LONDON is today in the grip of normality, with millions having their breakfast then going to work.

As the sun rose on a slightly chilly but otherwise pleasant spring day, residents of the metropolis faced up to doing the things that they would ordinarily do.

Librarian Susan Traherne said: “I’m going to have a bowl of Jordan’s Country Crisp with the dried strawberry bits in it and a cup of tea, and then get on the busy tube train to my work.

“I might read a few pages of my book on the way, if I can be arsed.

“As ever it will be a long and tiring day, and the city can be frustrating but it’s really not too bad.”

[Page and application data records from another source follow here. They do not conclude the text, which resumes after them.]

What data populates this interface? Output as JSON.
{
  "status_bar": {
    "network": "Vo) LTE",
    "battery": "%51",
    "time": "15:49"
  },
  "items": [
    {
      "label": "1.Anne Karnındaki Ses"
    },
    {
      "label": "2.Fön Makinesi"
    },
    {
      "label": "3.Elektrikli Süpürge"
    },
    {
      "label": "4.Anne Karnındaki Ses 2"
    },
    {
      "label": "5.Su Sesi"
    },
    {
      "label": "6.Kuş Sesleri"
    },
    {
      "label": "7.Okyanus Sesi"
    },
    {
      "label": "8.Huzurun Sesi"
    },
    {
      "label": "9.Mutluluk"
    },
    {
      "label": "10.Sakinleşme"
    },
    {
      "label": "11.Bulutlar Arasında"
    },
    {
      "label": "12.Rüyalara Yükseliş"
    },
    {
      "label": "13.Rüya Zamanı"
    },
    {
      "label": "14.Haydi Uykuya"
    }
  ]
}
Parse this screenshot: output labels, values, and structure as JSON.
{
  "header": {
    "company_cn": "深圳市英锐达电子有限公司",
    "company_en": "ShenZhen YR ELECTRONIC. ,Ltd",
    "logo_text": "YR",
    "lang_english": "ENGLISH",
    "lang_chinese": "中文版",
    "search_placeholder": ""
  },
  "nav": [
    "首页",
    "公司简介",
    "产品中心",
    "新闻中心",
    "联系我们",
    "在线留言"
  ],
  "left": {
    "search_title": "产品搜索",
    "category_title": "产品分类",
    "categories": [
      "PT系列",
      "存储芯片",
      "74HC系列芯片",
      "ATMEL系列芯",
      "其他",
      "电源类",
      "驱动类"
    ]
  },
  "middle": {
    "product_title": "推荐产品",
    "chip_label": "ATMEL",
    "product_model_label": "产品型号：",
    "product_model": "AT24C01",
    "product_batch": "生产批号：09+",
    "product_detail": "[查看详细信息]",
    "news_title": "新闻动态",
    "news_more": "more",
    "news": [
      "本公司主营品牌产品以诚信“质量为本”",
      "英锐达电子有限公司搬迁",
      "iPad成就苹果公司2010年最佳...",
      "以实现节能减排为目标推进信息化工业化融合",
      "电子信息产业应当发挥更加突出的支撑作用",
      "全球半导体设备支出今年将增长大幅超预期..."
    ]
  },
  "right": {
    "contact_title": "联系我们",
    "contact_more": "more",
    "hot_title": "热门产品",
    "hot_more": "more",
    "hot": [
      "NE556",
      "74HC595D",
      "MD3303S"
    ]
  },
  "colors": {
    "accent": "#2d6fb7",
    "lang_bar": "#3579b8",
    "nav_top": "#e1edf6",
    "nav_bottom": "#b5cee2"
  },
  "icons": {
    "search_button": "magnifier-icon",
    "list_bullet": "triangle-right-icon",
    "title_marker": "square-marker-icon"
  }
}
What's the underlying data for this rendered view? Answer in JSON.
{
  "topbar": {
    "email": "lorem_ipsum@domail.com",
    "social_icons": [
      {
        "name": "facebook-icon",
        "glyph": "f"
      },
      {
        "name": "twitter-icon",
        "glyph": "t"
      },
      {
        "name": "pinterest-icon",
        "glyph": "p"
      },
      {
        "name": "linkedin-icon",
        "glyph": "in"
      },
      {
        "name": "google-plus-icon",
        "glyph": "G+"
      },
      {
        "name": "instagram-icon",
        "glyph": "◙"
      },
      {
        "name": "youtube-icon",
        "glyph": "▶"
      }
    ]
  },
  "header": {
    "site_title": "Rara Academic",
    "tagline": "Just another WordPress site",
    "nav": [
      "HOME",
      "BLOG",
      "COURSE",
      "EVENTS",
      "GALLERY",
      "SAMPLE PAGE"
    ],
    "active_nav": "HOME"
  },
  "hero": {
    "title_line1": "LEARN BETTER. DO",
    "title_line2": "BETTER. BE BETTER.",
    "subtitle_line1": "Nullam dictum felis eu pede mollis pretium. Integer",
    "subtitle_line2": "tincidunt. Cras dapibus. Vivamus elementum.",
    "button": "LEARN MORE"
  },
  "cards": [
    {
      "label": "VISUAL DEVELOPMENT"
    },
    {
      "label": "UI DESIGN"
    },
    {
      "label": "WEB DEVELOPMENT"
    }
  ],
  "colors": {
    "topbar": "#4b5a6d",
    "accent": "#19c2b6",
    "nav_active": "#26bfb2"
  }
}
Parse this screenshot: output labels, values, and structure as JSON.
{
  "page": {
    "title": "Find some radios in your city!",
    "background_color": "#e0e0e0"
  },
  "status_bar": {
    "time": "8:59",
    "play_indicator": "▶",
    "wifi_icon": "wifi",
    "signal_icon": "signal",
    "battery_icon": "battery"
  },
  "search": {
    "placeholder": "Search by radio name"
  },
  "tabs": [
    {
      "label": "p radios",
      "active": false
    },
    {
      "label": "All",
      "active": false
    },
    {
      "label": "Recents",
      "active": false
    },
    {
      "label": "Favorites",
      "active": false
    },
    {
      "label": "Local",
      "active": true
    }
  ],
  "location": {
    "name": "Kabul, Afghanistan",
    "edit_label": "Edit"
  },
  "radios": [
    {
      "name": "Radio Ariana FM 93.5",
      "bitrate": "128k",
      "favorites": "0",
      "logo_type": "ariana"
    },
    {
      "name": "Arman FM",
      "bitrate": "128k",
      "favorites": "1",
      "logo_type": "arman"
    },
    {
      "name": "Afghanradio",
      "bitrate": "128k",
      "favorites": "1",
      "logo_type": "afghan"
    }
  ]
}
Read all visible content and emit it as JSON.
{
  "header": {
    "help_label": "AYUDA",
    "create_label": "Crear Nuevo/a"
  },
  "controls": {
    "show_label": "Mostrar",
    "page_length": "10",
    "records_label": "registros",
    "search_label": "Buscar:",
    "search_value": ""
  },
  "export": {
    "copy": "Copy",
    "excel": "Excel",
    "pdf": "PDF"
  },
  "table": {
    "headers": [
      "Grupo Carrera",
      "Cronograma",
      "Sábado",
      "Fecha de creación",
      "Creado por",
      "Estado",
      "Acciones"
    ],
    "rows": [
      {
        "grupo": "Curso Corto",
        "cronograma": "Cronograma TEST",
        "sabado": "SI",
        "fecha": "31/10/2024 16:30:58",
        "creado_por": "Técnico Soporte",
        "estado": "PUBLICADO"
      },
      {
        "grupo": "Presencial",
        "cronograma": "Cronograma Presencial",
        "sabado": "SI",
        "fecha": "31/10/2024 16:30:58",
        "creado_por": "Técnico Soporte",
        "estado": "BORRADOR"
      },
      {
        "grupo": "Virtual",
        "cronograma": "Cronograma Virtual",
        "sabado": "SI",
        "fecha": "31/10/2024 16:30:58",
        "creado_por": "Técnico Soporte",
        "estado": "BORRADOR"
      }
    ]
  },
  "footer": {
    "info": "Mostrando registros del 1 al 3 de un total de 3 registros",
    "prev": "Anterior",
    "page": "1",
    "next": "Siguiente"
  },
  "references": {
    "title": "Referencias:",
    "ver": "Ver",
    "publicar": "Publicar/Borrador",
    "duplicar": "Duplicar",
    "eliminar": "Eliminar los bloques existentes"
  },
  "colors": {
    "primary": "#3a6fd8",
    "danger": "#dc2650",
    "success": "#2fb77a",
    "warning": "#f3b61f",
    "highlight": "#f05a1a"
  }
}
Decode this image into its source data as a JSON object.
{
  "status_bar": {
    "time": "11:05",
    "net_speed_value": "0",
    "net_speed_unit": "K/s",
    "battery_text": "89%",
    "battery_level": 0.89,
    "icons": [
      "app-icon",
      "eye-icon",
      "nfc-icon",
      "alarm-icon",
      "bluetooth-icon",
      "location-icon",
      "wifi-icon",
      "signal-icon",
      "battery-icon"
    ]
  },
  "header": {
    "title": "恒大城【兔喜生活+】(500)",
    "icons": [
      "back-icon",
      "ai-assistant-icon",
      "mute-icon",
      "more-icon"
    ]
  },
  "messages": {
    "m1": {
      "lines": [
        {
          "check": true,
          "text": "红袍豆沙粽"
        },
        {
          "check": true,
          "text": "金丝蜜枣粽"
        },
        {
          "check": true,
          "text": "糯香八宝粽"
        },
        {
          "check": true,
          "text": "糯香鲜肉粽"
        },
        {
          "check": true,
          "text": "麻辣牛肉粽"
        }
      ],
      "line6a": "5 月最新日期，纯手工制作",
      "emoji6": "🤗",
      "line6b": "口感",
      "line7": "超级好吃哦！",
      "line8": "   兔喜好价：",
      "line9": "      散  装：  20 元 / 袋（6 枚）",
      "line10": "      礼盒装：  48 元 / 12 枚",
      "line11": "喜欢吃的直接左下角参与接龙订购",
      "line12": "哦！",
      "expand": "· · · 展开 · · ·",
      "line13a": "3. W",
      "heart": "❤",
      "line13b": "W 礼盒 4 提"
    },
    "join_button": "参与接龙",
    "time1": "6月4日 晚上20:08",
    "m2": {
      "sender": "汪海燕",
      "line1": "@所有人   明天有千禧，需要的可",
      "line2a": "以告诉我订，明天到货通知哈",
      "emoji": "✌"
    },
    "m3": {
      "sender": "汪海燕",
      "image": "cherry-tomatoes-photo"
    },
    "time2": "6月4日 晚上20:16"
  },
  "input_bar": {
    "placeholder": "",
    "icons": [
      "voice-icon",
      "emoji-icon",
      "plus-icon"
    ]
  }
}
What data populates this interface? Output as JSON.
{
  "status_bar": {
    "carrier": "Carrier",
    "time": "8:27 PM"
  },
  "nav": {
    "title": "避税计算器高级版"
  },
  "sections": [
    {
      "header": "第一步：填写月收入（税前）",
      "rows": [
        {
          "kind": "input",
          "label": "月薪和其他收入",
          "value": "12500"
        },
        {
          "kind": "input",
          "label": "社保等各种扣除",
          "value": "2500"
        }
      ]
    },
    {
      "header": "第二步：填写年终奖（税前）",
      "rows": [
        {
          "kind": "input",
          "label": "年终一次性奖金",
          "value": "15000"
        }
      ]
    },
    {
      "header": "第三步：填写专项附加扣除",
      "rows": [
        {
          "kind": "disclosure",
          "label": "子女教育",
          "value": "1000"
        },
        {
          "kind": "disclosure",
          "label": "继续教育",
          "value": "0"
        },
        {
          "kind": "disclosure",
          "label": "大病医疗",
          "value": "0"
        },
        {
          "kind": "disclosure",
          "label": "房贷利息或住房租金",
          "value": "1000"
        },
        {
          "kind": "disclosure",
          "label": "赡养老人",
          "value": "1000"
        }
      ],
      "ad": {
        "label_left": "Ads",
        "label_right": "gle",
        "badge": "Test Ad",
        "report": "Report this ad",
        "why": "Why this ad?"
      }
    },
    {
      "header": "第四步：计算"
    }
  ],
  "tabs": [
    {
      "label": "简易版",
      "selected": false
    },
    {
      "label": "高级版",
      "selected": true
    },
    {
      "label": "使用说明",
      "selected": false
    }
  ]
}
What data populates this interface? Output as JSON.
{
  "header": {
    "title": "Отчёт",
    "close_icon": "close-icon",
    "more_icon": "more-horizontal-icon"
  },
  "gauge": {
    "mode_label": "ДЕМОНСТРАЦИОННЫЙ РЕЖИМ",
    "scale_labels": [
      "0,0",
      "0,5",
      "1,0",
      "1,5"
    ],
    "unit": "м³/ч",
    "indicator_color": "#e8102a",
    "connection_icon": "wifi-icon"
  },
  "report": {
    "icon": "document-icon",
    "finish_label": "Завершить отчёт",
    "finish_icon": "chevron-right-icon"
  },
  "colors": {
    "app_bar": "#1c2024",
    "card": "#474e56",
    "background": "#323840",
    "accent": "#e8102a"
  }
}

24-year-old accounts assistant Wayne Hayes said: “After work I’m going to a bar where they just sell small batch gin and ironic retro crabsticks.

“You might find that annoying and I suppose it is a bit, but hey it’s a free country.”